his personal files...and provided the authorities with 80 more names."
Another major news item was the resignation of the Catholic bishop of Palm Beach,
FL: Anthony J. O'Connell. Back in the early 1970's when he was the rector of a
Missouri junior seminary, he allegedly sexually abused a thirteen-year old
student. O'Connell's victim allegedly disclosed that he had sought help after
having been previously abused by two other priests, only to allegedly have O'Connell become his third
attacker. O'Connell then moved on to become bishop of Palm Beach, "replacing
the previous prelate who had to resign after admitting to the molestation of boys."
Other dioceses across the U.S. were then motivated to release information about
allegations of sexual abuse in their areas. A moral panic rapidly developed
among the membership of the church, and the rest of the public. The media
developed a feeding frenzy.
Commonweal Magazine commented:
doesn't seem to be a pundit or a public figure, from New York Times columnist
Maureen Dowd, to television commentator Mike Barnicle, to President George W.
Bush and the pope, who hasn't commented on the scandal. All have condemned the

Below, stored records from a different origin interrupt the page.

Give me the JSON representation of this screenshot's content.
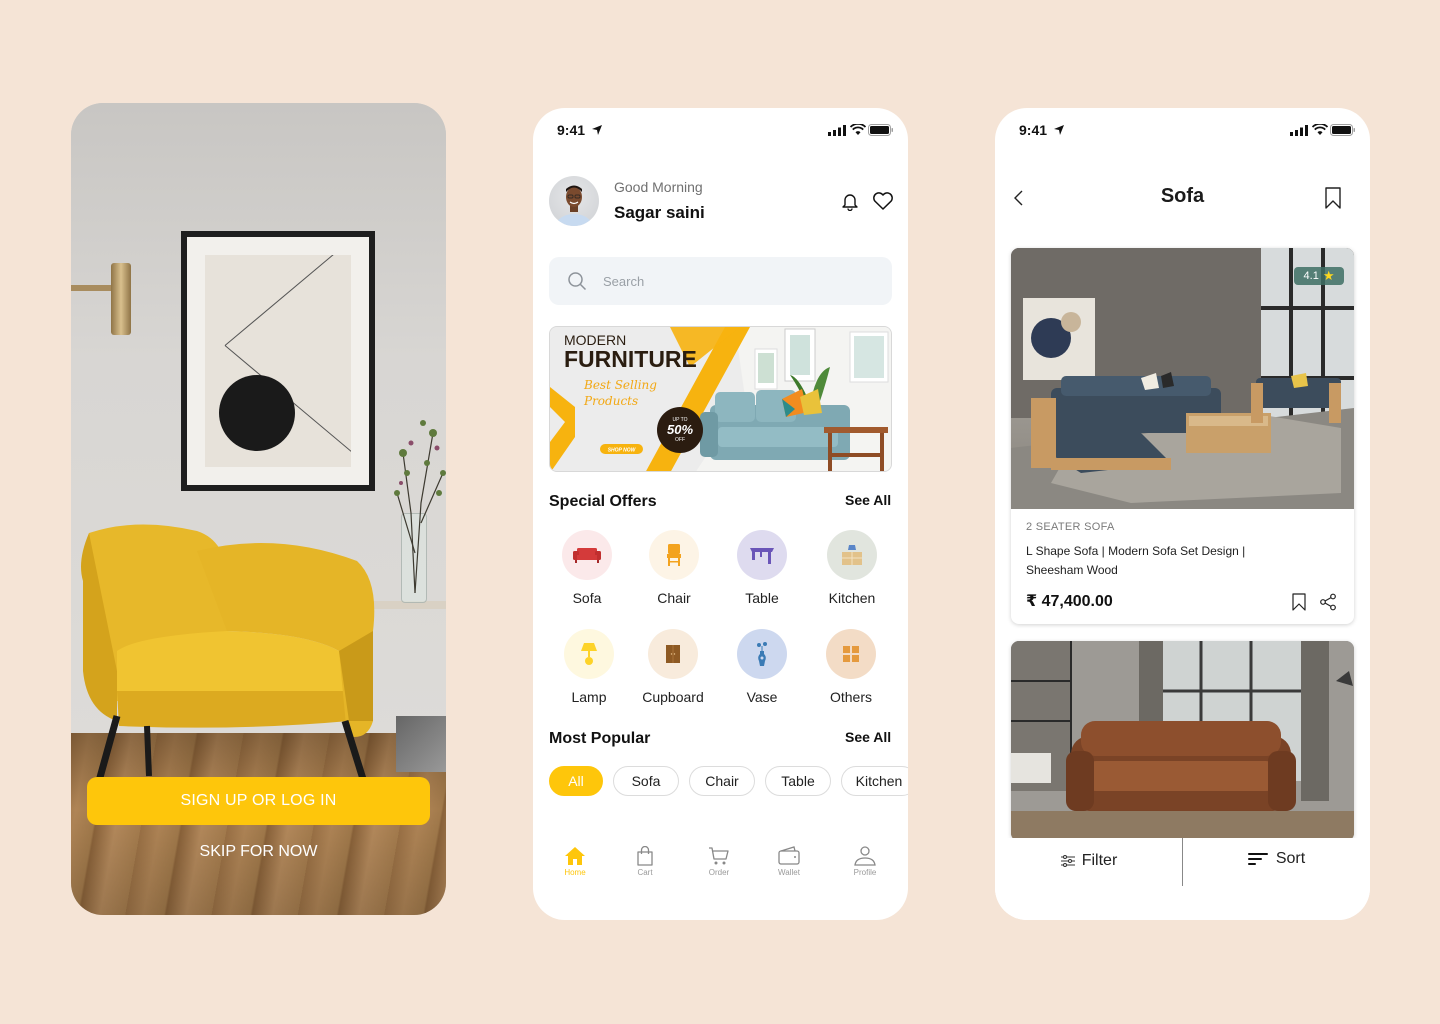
{
  "onboarding": {
    "signup_label": "SIGN UP OR LOG IN",
    "skip_label": "SKIP FOR NOW"
  },
  "home": {
    "status": {
      "time": "9:41"
    },
    "greeting": "Good Morning",
    "user_name": "Sagar saini",
    "search": {
      "placeholder": "Search",
      "value": ""
    },
    "banner": {
      "line1": "MODERN",
      "line2": "FURNITURE",
      "tagline1": "Best Selling",
      "tagline2": "Products",
      "badge_top": "UP TO",
      "badge_value": "50%",
      "badge_bottom": "OFF",
      "cta": "SHOP NOW"
    },
    "special_offers": {
      "title": "Special Offers",
      "see_all": "See All",
      "categories": [
        {
          "label": "Sofa",
          "icon": "sofa-icon",
          "bg": "#fbe9ea",
          "color": "#d43a3a"
        },
        {
          "label": "Chair",
          "icon": "chair-icon",
          "bg": "#fdf4e6",
          "color": "#f3a31f"
        },
        {
          "label": "Table",
          "icon": "table-icon",
          "bg": "#dedbef",
          "color": "#6a55b8"
        },
        {
          "label": "Kitchen",
          "icon": "kitchen-icon",
          "bg": "#e1e5de",
          "color": "#e2c28a"
        },
        {
          "label": "Lamp",
          "icon": "lamp-icon",
          "bg": "#fef8df",
          "color": "#fdd329"
        },
        {
          "label": "Cupboard",
          "icon": "cupboard-icon",
          "bg": "#f8ebdc",
          "color": "#8e5a24"
        },
        {
          "label": "Vase",
          "icon": "vase-icon",
          "bg": "#cdd8ef",
          "color": "#3b7bb5"
        },
        {
          "label": "Others",
          "icon": "others-icon",
          "bg": "#f3dcc6",
          "color": "#e59a3e"
        }
      ]
    },
    "most_popular": {
      "title": "Most Popular",
      "see_all": "See All",
      "chips": [
        "All",
        "Sofa",
        "Chair",
        "Table",
        "Kitchen"
      ],
      "active_chip": "All"
    },
    "nav": [
      {
        "label": "Home",
        "icon": "home-icon",
        "active": true
      },
      {
        "label": "Cart",
        "icon": "cart-bag-icon",
        "active": false
      },
      {
        "label": "Order",
        "icon": "shopping-cart-icon",
        "active": false
      },
      {
        "label": "Wallet",
        "icon": "wallet-icon",
        "active": false
      },
      {
        "label": "Profile",
        "icon": "profile-icon",
        "active": false
      }
    ]
  },
  "sofa": {
    "status": {
      "time": "9:41"
    },
    "title": "Sofa",
    "products": [
      {
        "rating": "4.1",
        "subtitle": "2 SEATER SOFA",
        "description": "L Shape Sofa | Modern Sofa Set Design | Sheesham Wood",
        "price": "₹ 47,400.00"
      }
    ],
    "filter_label": "Filter",
    "sort_label": "Sort"
  },
  "colors": {
    "accent": "#fec60b",
    "background": "#f5e4d6"
  }
}
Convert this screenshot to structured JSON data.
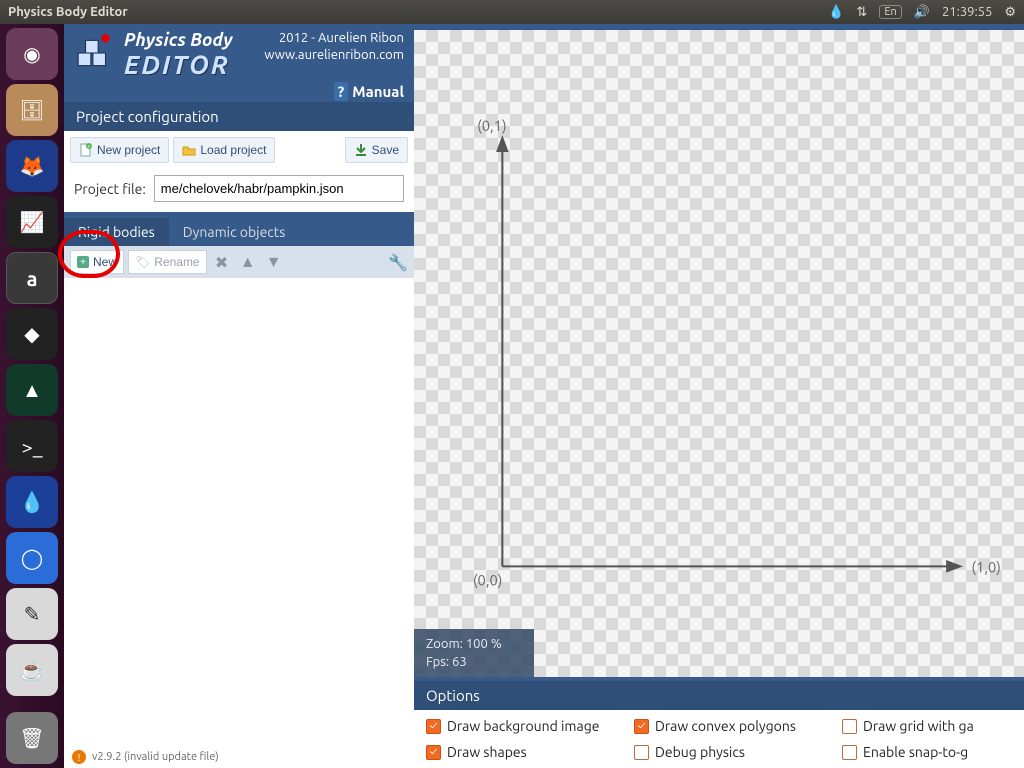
{
  "menubar": {
    "title": "Physics Body Editor",
    "lang": "En",
    "time": "21:39:55"
  },
  "launcher": {
    "items": [
      "dash",
      "files",
      "firefox",
      "monitor",
      "a-app",
      "inkscape",
      "android",
      "terminal",
      "water",
      "chromium",
      "editor",
      "java"
    ],
    "trash": "trash"
  },
  "header": {
    "title_top": "Physics Body",
    "title_bottom": "EDITOR",
    "credit1": "2012 - Aurelien Ribon",
    "credit2": "www.aurelienribon.com",
    "manual": "Manual"
  },
  "projectConfig": {
    "title": "Project configuration",
    "new": "New project",
    "load": "Load project",
    "save": "Save",
    "file_label": "Project file:",
    "file_value": "me/chelovek/habr/pampkin.json"
  },
  "tabs": {
    "rigid": "Rigid bodies",
    "dynamic": "Dynamic objects"
  },
  "rbToolbar": {
    "new": "New",
    "rename": "Rename"
  },
  "status": {
    "version": "v2.9.2 (invalid update file)"
  },
  "canvas": {
    "lbl01": "(0,1)",
    "lbl00": "(0,0)",
    "lbl10": "(1,0)",
    "zoom": "Zoom: 100 %",
    "fps": "Fps: 63"
  },
  "options": {
    "title": "Options",
    "items": [
      {
        "label": "Draw background image",
        "checked": true
      },
      {
        "label": "Draw convex polygons",
        "checked": true
      },
      {
        "label": "Draw grid with ga",
        "checked": false
      },
      {
        "label": "Draw shapes",
        "checked": true
      },
      {
        "label": "Debug physics",
        "checked": false
      },
      {
        "label": "Enable snap-to-g",
        "checked": false
      }
    ]
  }
}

abuse of children, most have called for the church to be more attentive to
victims and forthcoming with law enforcement officials, and may have wondered
aloud whether the exclusively male and celibate culture of the church's
hierarchy has fostered an environment hospitable to such abuse."
The Roman Catholic church may have lost some of its moral courage, at least
temporarily. When Rev. Duane Motley, president of New Yorkers for
Constitutional Freedoms was interviewed on the Mars Hill Radio Network (WMRH,
Syracuse NY; WMHN, Rochester, NY; WMHI Cape Vincent NY) on 2002-APR-19, he
commented that he used to work side-by-side with Catholic activists in the New
York legislature, to
oppose abortion access, equal rights for gays and lesbians, and similar
since the sex abuse scandal hit the news, the Catholic activists have been
keeping a low profile; he has been working essentially alone to promote the
conservative Christian perspective on legislation.
A USA Today/Gallup poll taken among the general public during 2002-MAR found that:
72% of Roman Catholics said that the church leadership has done a bad job
dealing with sexual abuse by priests,
74% said that the church is more concerned with protecting its own
image than with solving the problem. 7
The church leadership had a long way to go in order to restore the
confidence of the laity.
Previous moral panics:
Earlier panics in America have included:
The Salem Witch trials in the 1690's.
Senator Joseph McCarthy's anti-communist witch hunt in the early
One common feature of previous panics was that the number of innocent adults
whose lives were ruined in the resulting witch hunt greatly outnumbered the
guilty individuals. It remains to be seen whether this moral panic has the same
Scott Simmie, "Victim abused by priest: 'Floodgates will open'," The Toronto Star, 2002-MAR-24, at: